* PROBLEM TO WORK ON *
For the records shown below, return an exact copy that excludes the pictures.

[Opening SOURCE RECORDS section]

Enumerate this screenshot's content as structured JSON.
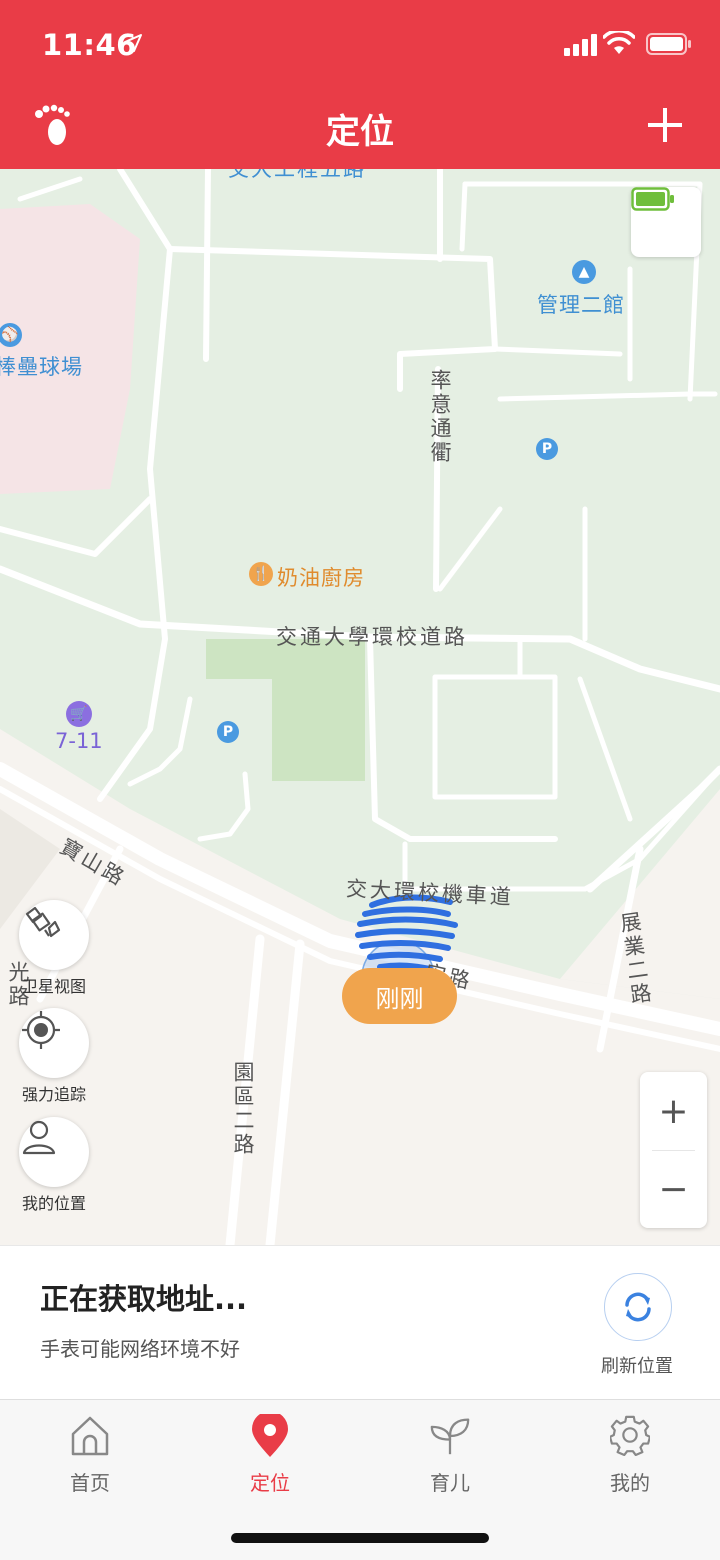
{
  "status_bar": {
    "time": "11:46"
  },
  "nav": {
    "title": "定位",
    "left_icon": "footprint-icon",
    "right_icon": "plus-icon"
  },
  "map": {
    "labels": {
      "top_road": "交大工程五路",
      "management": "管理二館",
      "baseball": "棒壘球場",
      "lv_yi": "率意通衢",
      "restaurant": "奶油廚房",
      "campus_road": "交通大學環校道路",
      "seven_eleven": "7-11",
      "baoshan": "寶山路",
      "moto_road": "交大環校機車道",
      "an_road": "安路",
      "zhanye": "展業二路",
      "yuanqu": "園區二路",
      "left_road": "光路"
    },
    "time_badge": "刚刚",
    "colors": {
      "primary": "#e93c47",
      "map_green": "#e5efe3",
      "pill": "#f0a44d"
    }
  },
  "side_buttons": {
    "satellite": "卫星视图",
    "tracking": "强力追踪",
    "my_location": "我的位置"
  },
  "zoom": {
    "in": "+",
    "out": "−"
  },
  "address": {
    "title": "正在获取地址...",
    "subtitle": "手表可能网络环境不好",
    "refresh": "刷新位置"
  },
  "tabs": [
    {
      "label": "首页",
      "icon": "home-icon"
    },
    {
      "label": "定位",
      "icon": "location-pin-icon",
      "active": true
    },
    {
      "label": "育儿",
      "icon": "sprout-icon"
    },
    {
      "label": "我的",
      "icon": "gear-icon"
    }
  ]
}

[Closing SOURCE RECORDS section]

* EXPECTED OUTPUT *
Enumerate this screenshot's content as structured JSON.
{
  "status_bar": {
    "time": "11:46"
  },
  "nav": {
    "title": "定位",
    "left_icon": "footprint-icon",
    "right_icon": "plus-icon"
  },
  "map": {
    "labels": {
      "top_road": "交大工程五路",
      "management": "管理二館",
      "baseball": "棒壘球場",
      "lv_yi": "率意通衢",
      "restaurant": "奶油廚房",
      "campus_road": "交通大學環校道路",
      "seven_eleven": "7-11",
      "baoshan": "寶山路",
      "moto_road": "交大環校機車道",
      "an_road": "安路",
      "zhanye": "展業二路",
      "yuanqu": "園區二路",
      "left_road": "光路"
    },
    "time_badge": "刚刚",
    "colors": {
      "primary": "#e93c47",
      "map_green": "#e5efe3",
      "pill": "#f0a44d"
    }
  },
  "side_buttons": {
    "satellite": "卫星视图",
    "tracking": "强力追踪",
    "my_location": "我的位置"
  },
  "zoom": {
    "in": "+",
    "out": "−"
  },
  "address": {
    "title": "正在获取地址...",
    "subtitle": "手表可能网络环境不好",
    "refresh": "刷新位置"
  },
  "tabs": [
    {
      "label": "首页",
      "icon": "home-icon"
    },
    {
      "label": "定位",
      "icon": "location-pin-icon",
      "active": true
    },
    {
      "label": "育儿",
      "icon": "sprout-icon"
    },
    {
      "label": "我的",
      "icon": "gear-icon"
    }
  ]
}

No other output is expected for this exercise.